In recent years it has been in vogue for some American policy makers and pundits to criticize the overseas expansion of China’s national oil companies (NOCS) as mercantilist. Even the Bush administration has joined the chorus, taking the Chinese government to task for attempting to “follow a mercantilism borrowed from a discredited era” through its efforts to “somehow ‘lock up’ energy supplies around the world.”
This rhetoric conjures up an image of a zero-sum competition for oil among the world’s major powers—ranging from a New Great Game in Central Asia to a New Scramble for Africa—in which one country’s gain is another’s loss. But it mischaracterizes the Chinese NOCS’ global search for oil and their impact on the world oil market, exaggerates the differences between Chinese and American oil policies and runs the risk of heightening Sino- American tensions over oil.

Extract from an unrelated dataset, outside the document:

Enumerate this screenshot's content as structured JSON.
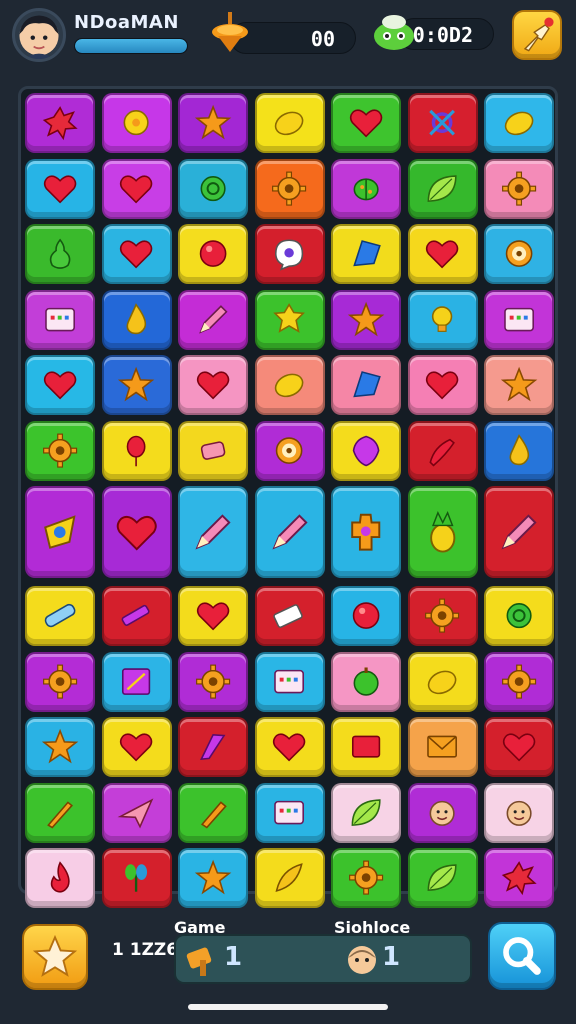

[On the possibility of ongoing secret negotiations between the U.S. and North Korea] I am always wondering if my chain is being yanked. It could also mean Kim is trying to undermine Moon, who positions himself as a broker between the U.S. and North Korea. These two potential explanations are not mutually exclusive.